Sony Xperia X Compact Review
“Triple image-sensing technology” can't make up for the tiny pixel size, but continuous autofocus is up there with the best.
Sony is one of the few major Android makers that still focuses on megapixel count to woo potential buyers, equipping the X Compact with a whopping 23 MP sensor. It also added laser-assisted autofocusing and RGBC-IR sensor (Red Green Blue Clear – Infra Red) white balance meter aids next to the LED flash for the first time. This “triple image-sensing technology” is supposed to make the already fast Predictive Hybrid Autofocus system now even faster, and colors more accurate. There is also a new swipe-based camera interface – one swipe left and you go into a manual mode, or swipe right and enter video mode or the camera apps like Sony's augmented reality extension.

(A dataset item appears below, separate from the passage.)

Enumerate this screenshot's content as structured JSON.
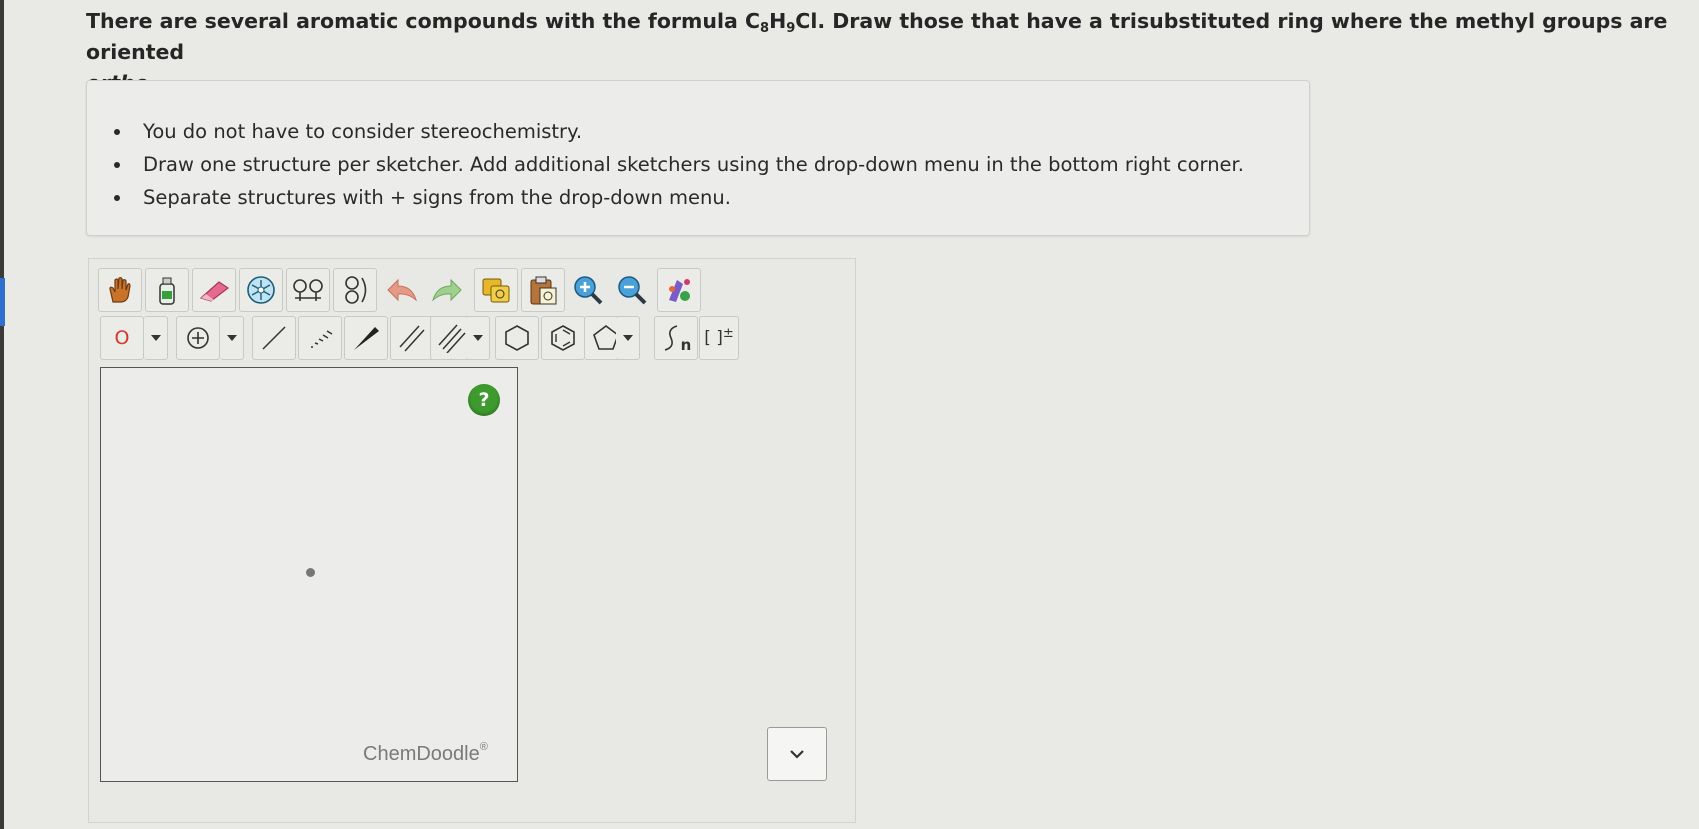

On first brush, Sony's camera sounds impressive just by reading the terminology - 1/2.3” Exmor R image sensor coupled with 24mm wide G Lens and BIONZ image-processing engine. Whew. On second look, however, it is still a small sensor with smallish 1.1 micron pixels squeezed tightly.
Thus, while the actual photos are decent in daylight, with fine amount of detail, especially the 23 MP shots (the phone takes 8 MP photos in the default Intelligent Auto mode), they are noisy, and said detail a bit soft and mushy, especially towards the corners. The X Compact offers a far cry from the jolly, saturated “Sony colors” that its cameras used to be associated with. Instead, the photos usually come out mostly natural, with just the right dose of saturation.
Despite the RGBC-IR sensor, sometimes the white balance tilts too much to the bland, colder side, or is overly warm. The handset often overexposes brighter highlights in scenes with trickier dynamic range – like shooting against the sky as a backdrop - and is not nearly as quick to focus and shoot as the “triple image-sensing technology” phrase would suggest.
The low-light snaps are not very impressive, either – they relay the scene colors with a colder than accurate note, and there is quite a lot of digital noise visible, even without zooming in. The LED flash seem powerful enough to illuminate a close scene.
The 1080p (30/60fps) video capture that the X Compact is capable of displays largely credible color representation, but lacks somewhat in sharpness and detail. Exposure adjustments while panning around are relatively slow to come, too, with some skipped frames and rolling shutter artifacts clearly visible as smearing with fast moving objects like the cars on the roundabout we shot our samples at.
The footage, however, is saved somewhat by Sony's excellent continuous autofocus system that can rival Samsung's hardwired Dual Pixel tech. Just look how it instantly focused on the white phone we raise in front of the lens in the sample below, and how quickly the sensor refocuses on the background once we take the near object out of the frame.
Sony also offers its SteadyShot 5-axis digital image stabilization which works well in keeping the footage afloat during abrupt movements of shaky hands. The phone also offers stereo audio recording while filming, though the audio capture itself is on the average side as the mics need a bit more pick-up strength.
Sony uses its own Album gallery, duplicating Google Photos, and its own app is prettily laid out, with an easy to navigate yet comprehensive catalog structure, and a number of editing options for your pictures or videos. The video player is capable, too, with rich codec support.
Besides pretty visuals, the music player offers a variety of equalizer presets and sound modes to take full advantage of the smorgasbord of audio features that Sony stuffs in its phones, starting from the S-Force Front Surround speakers, to the high-res lossless audio support. However, the headphone and speakers' output strength leaves something to be desired.